Kevin Nash, PhD
Conflict is natural and necessary and it has the potential to be beneficial or destructive. An important role of organizational and community leaders is to leverage conflict towards productive ends. When effectively managed, conflict has the potential to promote individual and professional development and enhance performance outcomes.
Unresolved conflict, on the other hand, has the potential to damage relationships and disrupt the work environment, depress teamwork, lower morale and increase stress. Left unresolved, conflict can poison the atmosphere and thereby negatively affect people who are not directly involved.
How we understand, approach, and manage our own conflicts and facilitate the resolution of conflicts among others is critical to being an effective and ethical leader. Effective leaders understand the sources and types of conflict that arise among individuals, groups, and organizations, and are aware of their own communication and conflict management style.
Here are some suggestions for what a leader can do about managing conflict effectively:
- Be alert for conflict in the organization and recognize the sources and types of conflict among individuals and groups.
- Distinguish between constructive conflict – the type that can contribute to individual and group performance, versus destructive conflict – the type that damages working relationships.
- Understand and assess the influence of factors that can cause conflict such as cultural differences, demographic differences (e.g. gender, race, etc.), differences in values, personality clashes, and different communication styles, to name just a few.
- Develop effective communication skills such as active listening and “talking tentatively” that are central to the successful resolution of conflict.
Unfortunately it seems that many people in leadership positions are conflict averse and adopt the “ignore it and hope it goes away” strategy to conflict resolution. Of course sometimes this strategy might be the right one to take – for example when the conflict is relatively trivial and the protagonists seem to be able to work things out between themselves.
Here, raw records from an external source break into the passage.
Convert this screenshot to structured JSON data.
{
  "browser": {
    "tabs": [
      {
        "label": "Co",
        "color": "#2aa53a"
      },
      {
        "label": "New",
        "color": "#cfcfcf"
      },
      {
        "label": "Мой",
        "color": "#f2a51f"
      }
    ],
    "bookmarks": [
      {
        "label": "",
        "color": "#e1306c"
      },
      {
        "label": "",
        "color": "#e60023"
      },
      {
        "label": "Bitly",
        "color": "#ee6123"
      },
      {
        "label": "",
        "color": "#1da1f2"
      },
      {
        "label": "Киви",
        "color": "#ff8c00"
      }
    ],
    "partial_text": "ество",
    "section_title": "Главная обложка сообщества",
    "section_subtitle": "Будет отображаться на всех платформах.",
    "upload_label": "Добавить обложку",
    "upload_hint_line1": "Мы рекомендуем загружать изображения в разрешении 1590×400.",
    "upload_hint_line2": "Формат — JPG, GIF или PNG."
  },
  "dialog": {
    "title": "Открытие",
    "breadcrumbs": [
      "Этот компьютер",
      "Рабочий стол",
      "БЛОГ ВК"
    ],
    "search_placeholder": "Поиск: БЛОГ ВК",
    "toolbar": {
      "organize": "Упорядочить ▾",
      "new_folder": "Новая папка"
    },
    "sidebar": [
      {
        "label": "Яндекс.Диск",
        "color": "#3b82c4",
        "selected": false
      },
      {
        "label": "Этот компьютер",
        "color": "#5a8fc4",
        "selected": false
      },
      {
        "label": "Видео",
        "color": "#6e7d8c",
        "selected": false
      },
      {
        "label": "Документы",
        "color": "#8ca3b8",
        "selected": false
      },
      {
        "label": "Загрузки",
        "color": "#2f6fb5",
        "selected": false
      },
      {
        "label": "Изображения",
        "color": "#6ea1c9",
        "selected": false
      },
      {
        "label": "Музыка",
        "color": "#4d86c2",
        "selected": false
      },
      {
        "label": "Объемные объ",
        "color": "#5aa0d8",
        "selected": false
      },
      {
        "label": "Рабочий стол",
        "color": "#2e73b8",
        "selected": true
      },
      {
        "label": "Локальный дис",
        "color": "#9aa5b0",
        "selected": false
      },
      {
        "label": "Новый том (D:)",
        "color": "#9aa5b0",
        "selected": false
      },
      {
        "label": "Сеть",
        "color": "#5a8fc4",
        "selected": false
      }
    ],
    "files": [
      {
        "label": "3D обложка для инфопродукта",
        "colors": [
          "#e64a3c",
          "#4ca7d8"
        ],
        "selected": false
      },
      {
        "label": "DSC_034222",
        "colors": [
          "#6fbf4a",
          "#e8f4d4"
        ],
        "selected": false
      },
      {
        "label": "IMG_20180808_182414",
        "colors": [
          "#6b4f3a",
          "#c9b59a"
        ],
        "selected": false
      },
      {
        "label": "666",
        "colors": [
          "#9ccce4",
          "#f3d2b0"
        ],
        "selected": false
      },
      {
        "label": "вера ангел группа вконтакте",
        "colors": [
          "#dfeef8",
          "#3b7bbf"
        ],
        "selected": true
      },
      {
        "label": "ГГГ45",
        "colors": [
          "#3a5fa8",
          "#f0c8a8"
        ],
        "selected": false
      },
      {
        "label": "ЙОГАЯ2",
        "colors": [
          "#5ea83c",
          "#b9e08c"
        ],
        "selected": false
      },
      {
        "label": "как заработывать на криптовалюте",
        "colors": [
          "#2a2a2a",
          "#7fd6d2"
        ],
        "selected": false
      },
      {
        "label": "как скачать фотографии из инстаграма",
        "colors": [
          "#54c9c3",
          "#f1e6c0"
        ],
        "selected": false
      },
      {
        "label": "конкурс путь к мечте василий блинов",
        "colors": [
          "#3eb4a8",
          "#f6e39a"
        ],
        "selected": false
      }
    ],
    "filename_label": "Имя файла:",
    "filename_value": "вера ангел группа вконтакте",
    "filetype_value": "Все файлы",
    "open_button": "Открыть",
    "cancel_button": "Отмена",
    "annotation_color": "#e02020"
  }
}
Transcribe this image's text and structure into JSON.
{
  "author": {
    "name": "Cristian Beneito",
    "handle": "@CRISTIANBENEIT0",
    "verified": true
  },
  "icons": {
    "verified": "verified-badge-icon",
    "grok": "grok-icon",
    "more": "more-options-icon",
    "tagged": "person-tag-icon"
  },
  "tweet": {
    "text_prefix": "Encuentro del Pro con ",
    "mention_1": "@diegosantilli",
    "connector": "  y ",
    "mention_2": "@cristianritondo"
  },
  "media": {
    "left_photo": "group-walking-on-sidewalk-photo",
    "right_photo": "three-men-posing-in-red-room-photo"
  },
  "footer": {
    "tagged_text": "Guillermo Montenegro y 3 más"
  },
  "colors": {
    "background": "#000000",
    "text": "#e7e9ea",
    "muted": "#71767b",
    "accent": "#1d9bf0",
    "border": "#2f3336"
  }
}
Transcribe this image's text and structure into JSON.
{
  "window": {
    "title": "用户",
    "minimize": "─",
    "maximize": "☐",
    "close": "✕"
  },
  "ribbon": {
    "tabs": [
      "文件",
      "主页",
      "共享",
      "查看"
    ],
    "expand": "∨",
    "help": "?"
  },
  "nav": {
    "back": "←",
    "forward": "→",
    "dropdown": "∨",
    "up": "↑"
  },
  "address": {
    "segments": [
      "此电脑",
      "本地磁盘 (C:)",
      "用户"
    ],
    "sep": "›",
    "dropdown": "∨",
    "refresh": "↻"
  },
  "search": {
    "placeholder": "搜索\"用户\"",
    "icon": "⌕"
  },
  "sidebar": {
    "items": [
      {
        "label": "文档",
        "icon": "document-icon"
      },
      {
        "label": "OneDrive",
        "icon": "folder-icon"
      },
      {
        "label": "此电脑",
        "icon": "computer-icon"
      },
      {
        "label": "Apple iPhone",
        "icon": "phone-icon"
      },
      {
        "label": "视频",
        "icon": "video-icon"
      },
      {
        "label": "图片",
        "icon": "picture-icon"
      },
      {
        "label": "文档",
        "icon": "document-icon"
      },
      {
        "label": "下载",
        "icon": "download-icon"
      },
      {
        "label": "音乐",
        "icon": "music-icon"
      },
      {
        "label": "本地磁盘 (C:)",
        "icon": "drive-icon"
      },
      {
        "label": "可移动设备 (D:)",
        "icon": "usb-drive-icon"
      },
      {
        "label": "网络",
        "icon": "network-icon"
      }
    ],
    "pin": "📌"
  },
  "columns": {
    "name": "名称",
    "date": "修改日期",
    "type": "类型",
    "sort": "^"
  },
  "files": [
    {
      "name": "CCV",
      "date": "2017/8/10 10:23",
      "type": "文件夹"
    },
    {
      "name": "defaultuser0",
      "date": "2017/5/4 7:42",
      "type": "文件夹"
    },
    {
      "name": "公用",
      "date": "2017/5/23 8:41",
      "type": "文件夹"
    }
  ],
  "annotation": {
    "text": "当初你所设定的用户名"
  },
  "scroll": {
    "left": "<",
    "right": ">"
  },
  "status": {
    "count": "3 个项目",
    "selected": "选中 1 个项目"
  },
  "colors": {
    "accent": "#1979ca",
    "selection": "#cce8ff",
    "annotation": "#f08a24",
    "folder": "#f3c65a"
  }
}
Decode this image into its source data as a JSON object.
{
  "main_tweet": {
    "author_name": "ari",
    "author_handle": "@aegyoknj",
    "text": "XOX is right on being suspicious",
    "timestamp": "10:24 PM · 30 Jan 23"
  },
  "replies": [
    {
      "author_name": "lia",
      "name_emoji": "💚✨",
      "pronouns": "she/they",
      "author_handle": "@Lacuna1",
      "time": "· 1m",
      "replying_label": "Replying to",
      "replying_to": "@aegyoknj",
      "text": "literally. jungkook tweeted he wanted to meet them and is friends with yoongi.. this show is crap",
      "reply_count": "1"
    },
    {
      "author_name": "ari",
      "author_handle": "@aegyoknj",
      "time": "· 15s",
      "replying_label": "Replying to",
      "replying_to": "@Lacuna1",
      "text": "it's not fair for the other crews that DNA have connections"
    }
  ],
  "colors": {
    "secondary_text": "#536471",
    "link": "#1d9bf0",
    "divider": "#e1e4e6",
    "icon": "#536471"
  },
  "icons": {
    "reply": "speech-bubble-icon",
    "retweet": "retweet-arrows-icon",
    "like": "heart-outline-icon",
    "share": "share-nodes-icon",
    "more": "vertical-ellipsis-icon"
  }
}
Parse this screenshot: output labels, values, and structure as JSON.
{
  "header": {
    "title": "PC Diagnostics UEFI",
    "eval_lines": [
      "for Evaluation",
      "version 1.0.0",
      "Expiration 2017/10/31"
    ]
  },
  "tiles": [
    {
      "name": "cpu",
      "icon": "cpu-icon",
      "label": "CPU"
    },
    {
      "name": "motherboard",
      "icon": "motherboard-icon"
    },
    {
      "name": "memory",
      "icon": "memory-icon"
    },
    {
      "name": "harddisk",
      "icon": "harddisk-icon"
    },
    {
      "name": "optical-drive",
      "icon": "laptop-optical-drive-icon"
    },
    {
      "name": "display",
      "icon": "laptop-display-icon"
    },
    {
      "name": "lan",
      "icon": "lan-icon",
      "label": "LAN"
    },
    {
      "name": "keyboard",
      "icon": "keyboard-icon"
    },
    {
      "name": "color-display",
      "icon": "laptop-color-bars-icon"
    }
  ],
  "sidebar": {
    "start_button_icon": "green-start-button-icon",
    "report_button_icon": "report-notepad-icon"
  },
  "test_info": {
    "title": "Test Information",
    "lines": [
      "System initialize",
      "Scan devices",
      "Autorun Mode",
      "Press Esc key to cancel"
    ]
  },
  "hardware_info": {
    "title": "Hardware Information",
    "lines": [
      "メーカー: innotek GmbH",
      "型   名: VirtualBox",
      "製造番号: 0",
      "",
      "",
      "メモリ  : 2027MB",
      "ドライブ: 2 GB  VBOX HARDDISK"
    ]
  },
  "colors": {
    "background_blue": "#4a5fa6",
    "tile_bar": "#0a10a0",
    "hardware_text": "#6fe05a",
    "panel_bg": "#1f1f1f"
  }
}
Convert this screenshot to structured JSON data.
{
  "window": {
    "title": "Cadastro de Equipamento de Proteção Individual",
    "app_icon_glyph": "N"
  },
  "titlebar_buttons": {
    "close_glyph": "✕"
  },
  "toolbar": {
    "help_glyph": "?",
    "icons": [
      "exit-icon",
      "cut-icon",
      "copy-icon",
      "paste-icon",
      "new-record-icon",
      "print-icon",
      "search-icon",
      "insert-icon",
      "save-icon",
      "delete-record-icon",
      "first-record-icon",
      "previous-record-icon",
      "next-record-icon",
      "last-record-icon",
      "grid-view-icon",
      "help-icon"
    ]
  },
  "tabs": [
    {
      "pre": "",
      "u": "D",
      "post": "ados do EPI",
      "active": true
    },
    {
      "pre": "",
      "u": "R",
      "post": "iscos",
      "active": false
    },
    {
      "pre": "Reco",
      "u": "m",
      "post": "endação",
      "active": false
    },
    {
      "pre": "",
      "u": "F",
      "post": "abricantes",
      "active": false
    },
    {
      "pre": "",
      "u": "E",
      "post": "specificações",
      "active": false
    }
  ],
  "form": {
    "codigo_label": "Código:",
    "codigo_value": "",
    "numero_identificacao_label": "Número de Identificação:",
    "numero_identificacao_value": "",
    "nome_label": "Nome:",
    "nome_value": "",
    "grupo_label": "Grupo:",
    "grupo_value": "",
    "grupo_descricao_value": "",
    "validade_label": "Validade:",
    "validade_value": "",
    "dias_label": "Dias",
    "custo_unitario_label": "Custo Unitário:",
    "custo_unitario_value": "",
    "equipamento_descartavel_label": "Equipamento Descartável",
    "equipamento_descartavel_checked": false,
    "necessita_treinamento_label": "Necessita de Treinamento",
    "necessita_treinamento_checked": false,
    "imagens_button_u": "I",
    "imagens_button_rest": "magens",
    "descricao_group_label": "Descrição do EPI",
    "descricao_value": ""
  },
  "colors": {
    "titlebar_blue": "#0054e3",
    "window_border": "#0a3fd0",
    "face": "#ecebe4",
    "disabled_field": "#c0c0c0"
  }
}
In many cases, however, effective leaders need to step into a conflict to calm overheated emotions and inject some rational thinking.
A few leaders seem to have a natural ability to handle conflict, but many leaders need training in the tools and techniques of conflict resolution to be able to handle conflicts effectively. Thankfully there are a number of courses and self-help books available and these can be of great value in helping leaders develop their conflict handling skills. Like all skills, however, before becoming proficient, leaders need to practice their conflict resolution skills so they are ready when the situation becomes heated, emotions are running high, and rational thinking is in short supply!
Dr. Kevin Nash divides his time between teaching at Albertus Magnus College and providing consulting services to corporate clients. After more than twenty years’ experience in sales, marketing, and human resources with major corporations, Kevin started his own consulting practice in 2006 and since then has worked with clients in a wide range of industries in the USA, Europe, Africa, and Asia. His area of specialty is helping organizations hire and develop talented employees.
Kevin has a PhD in Industrial/Organizational Psychology from Capella University, an MA in Management from The University of Kent, UK, and a Diploma in Marketing from the Dublin Institute of Technology, Ireland. He is a member of the Society for Human Resources Management and a Board Member of the Institute for Behavioral and Applied Management.
He lives with his wife in Newtown, Connecticut and for recreation Kevin plays music (guitar and five string banjo) and has a small sailboat on Candlewood Lake, Connecticut.